How to Delete User Profiles in ConfigMgr in Less Than a Minute

The System Information tool has a wealth of actionable information available at your fingertips.  Here’s how to use this tool to delete User Profiles from a device.

Step One: Right Click and Navigate to Recast RCT>Console Tools>System Information

Step Two: Select the ‘User Profiles’ Tab

Step Three: Select, then right click on the User Profile(s) you want gone and select ‘Delete Profiles.’

You’re done!  

5 Ways RCT Enterprise Saves Organizational Resources

1: Troubleshooting

When task sequences and other areas of SCCM fail, it can put a serious time strain on productivity across the organization.  Not only is IT productivity stalled while logs and other potential causes are explored, but anyone waiting for a new computer, tech support ticket, or new image has their productivity hamstrung as well.  RCT Enterprise’s Status Message Tools let admins jump directly to the causes of trouble in 21 different places around the console, so that they can address issues at an increased rate., saving the organization’s resources.

2: Automation

SCCM is one of the largest and most complicated product Microsoft sells, and is used by an organization’s best, brightest, and most experienced (and expensive!) IT resources.  Significant organizational resources can be saved by giving these highly skilled professionals the tools they need to offload and automate complex, repetitive, and challenging tasks.  RCT Builder allows the creation of custom organizational automation tools on a grand scale, leaving the most skilled IT resources more time to better manage the constant forward march of technology and potential security threats.

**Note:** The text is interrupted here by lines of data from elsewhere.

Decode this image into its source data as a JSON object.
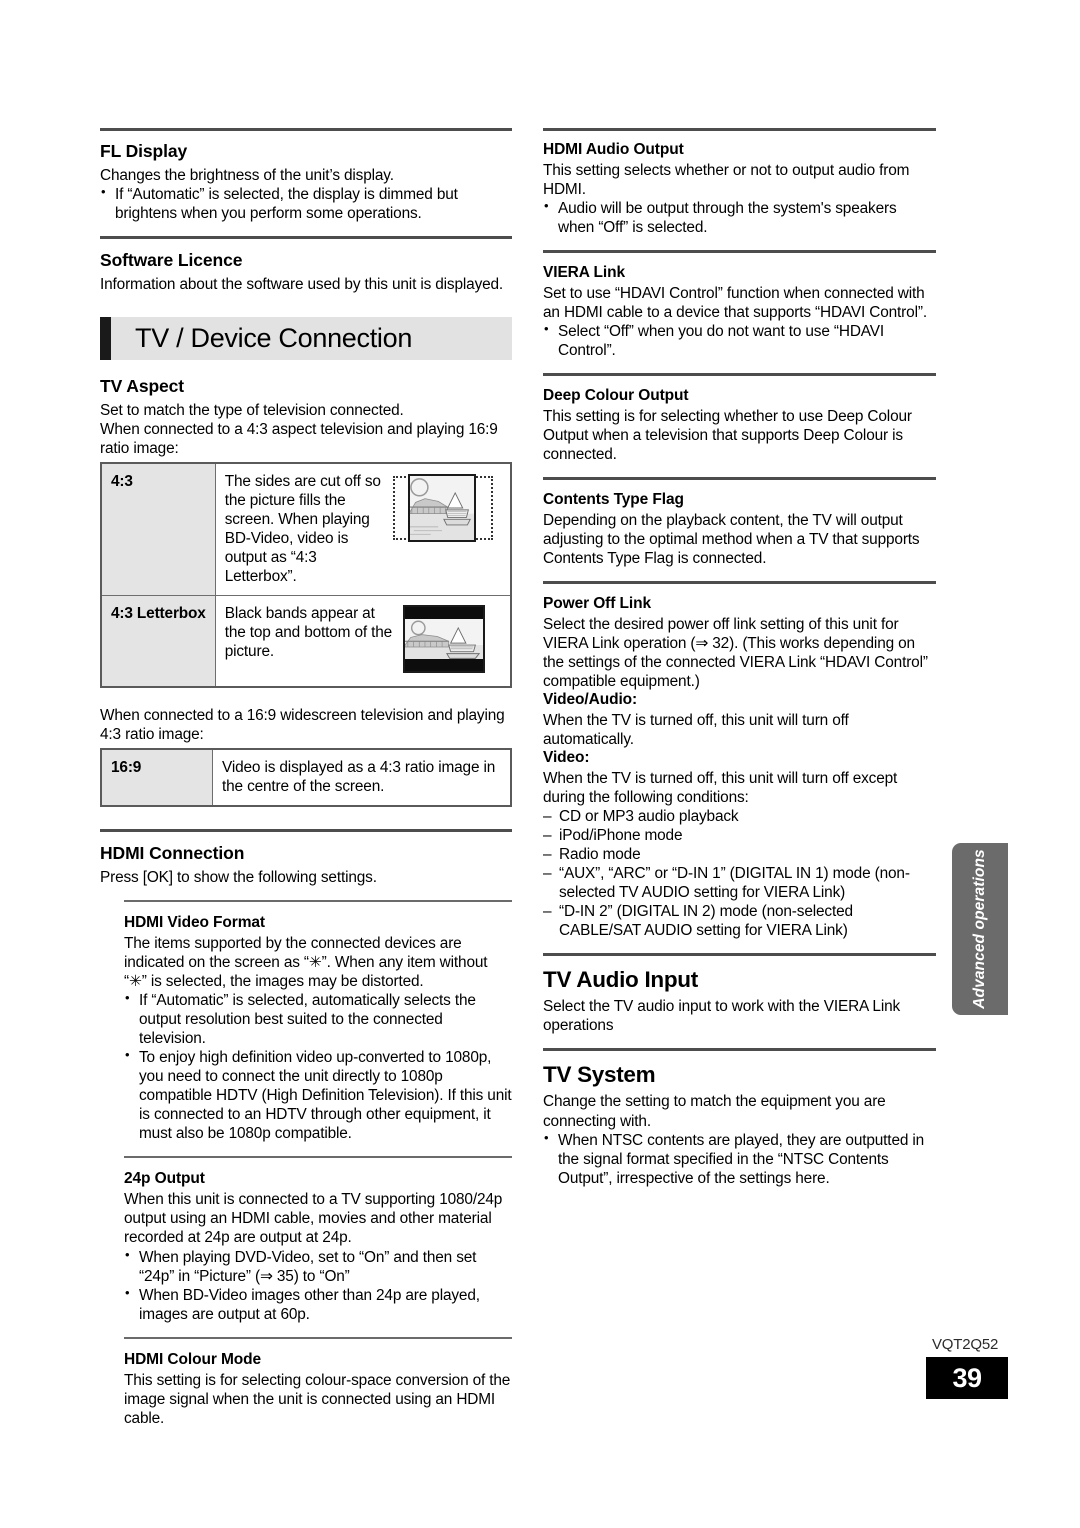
{
  "document": {
    "code": "VQT2Q52",
    "page_number": "39",
    "side_tab_label": "Advanced operations"
  },
  "left_column": {
    "fl_display": {
      "heading": "FL Display",
      "body": "Changes the brightness of the unit’s display.",
      "bullets": [
        "If “Automatic” is selected, the display is dimmed but brightens when you perform some operations."
      ]
    },
    "software_licence": {
      "heading": "Software Licence",
      "body": "Information about the software used by this unit is displayed."
    },
    "banner": {
      "title": "TV / Device Connection"
    },
    "tv_aspect": {
      "heading": "TV Aspect",
      "body1": "Set to match the type of television connected.",
      "body2": "When connected to a 4:3 aspect television and playing 16:9 ratio image:",
      "table1": [
        {
          "label": "4:3",
          "desc": "The sides are cut off so the picture fills the screen. When playing BD-Video, video is output as “4:3 Letterbox”.",
          "illustration": "bridge-boat-cropped-sides-image"
        },
        {
          "label": "4:3 Letterbox",
          "desc": "Black bands appear at the top and bottom of the picture.",
          "illustration": "bridge-boat-letterbox-image"
        }
      ],
      "body3": "When connected to a 16:9 widescreen television and playing 4:3 ratio image:",
      "table2": [
        {
          "label": "16:9",
          "desc": "Video is displayed as a 4:3 ratio image in the centre of the screen."
        }
      ]
    },
    "hdmi_connection": {
      "heading": "HDMI Connection",
      "body": "Press [OK] to show the following settings.",
      "subsections": [
        {
          "heading": "HDMI Video Format",
          "body": "The items supported by the connected devices are indicated on the screen as “✳”. When any item without “✳” is selected, the images may be distorted.",
          "bullets": [
            "If “Automatic” is selected, automatically selects the output resolution best suited to the connected television.",
            "To enjoy high definition video up-converted to 1080p, you need to connect the unit directly to 1080p compatible HDTV (High Definition Television). If this unit is connected to an HDTV through other equipment, it must also be 1080p compatible."
          ]
        },
        {
          "heading": "24p Output",
          "body": "When this unit is connected to a TV supporting 1080/24p output using an HDMI cable, movies and other material recorded at 24p are output at 24p.",
          "bullets": [
            "When playing DVD-Video, set to “On” and then set “24p” in “Picture” (⇒ 35) to “On”",
            "When BD-Video images other than 24p are played, images are output at 60p."
          ]
        },
        {
          "heading": "HDMI Colour Mode",
          "body": "This setting is for selecting colour-space conversion of the image signal when the unit is connected using an HDMI cable.",
          "bullets": []
        }
      ]
    }
  },
  "right_column": {
    "hdmi_audio_output": {
      "heading": "HDMI Audio Output",
      "body": "This setting selects whether or not to output audio from HDMI.",
      "bullets": [
        "Audio will be output through the system's speakers when “Off” is selected."
      ]
    },
    "viera_link": {
      "heading": "VIERA Link",
      "body": "Set to use “HDAVI Control” function when connected with an HDMI cable to a device that supports “HDAVI Control”.",
      "bullets": [
        "Select “Off” when you do not want to use “HDAVI Control”."
      ]
    },
    "deep_colour_output": {
      "heading": "Deep Colour Output",
      "body": "This setting is for selecting whether to use Deep Colour Output when a television that supports Deep Colour is connected."
    },
    "contents_type_flag": {
      "heading": "Contents Type Flag",
      "body": "Depending on the playback content, the TV will output adjusting to the optimal method when a TV that supports Contents Type Flag is connected."
    },
    "power_off_link": {
      "heading": "Power Off Link",
      "body": "Select the desired power off link setting of this unit for VIERA Link operation (⇒ 32). (This works depending on the settings of the connected VIERA Link “HDAVI Control” compatible equipment.)",
      "video_audio_label": "Video/Audio:",
      "video_audio_body": "When the TV is turned off, this unit will turn off automatically.",
      "video_label": "Video:",
      "video_body": "When the TV is turned off, this unit will turn off except during the following conditions:",
      "conditions": [
        "CD or MP3 audio playback",
        "iPod/iPhone mode",
        "Radio mode",
        "“AUX”, “ARC” or “D-IN 1” (DIGITAL IN 1) mode (non-selected TV AUDIO setting for VIERA Link)",
        "“D-IN 2” (DIGITAL IN 2) mode (non-selected CABLE/SAT AUDIO setting for VIERA Link)"
      ]
    },
    "tv_audio_input": {
      "heading": "TV Audio Input",
      "body": "Select the TV audio input to work with the VIERA Link operations"
    },
    "tv_system": {
      "heading": "TV System",
      "body": "Change the setting to match the equipment you are connecting with.",
      "bullets": [
        "When NTSC contents are played, they are outputted in the signal format specified in the “NTSC Contents Output”, irrespective of the settings here."
      ]
    }
  }
}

3: Help Desk Enablement

RCT Enterprise reduces the skill and knowledge barrier to many common tasks in SCCM, and with its robust Role Based Administration model, enables organizations to safely offload SCCM tasks to those with less experience.  This makes the organization more effective at IT administration and helps foster employee growth.

4: Proactive over Reactive

RCT Enterprise includes several tools designed to help admins become more proactive in their systems management, stopping problems before they occur:

The Content Information dashboard gives a clearer picture into the process of managing, updating, and deploying content, letting admins keep task sequence content fresh, thereby reducing update time with the end user.

RCT Security Dashboards allow admins to surface, refine, and act on compliance data for Active Directory vs. SCCM devices, BitLocker and LAPS, and Software Update Deployments.

RCT Querying allows for bigger, more complex queries (without console crashes), with results that can be refined and acted upon immediately.

5: End User Self Help

StateLocker, part of the Lab Management Suite, enables end users to self-help when they experience tech support trouble—simply restarting their machines to return the computer to a healthy and updated state.  This allows IT to reduce tech support tickets in areas where they are most likely to cause the most organizational disruption, without forcing IT to create new device management procedures or deploy a host of group policy changes.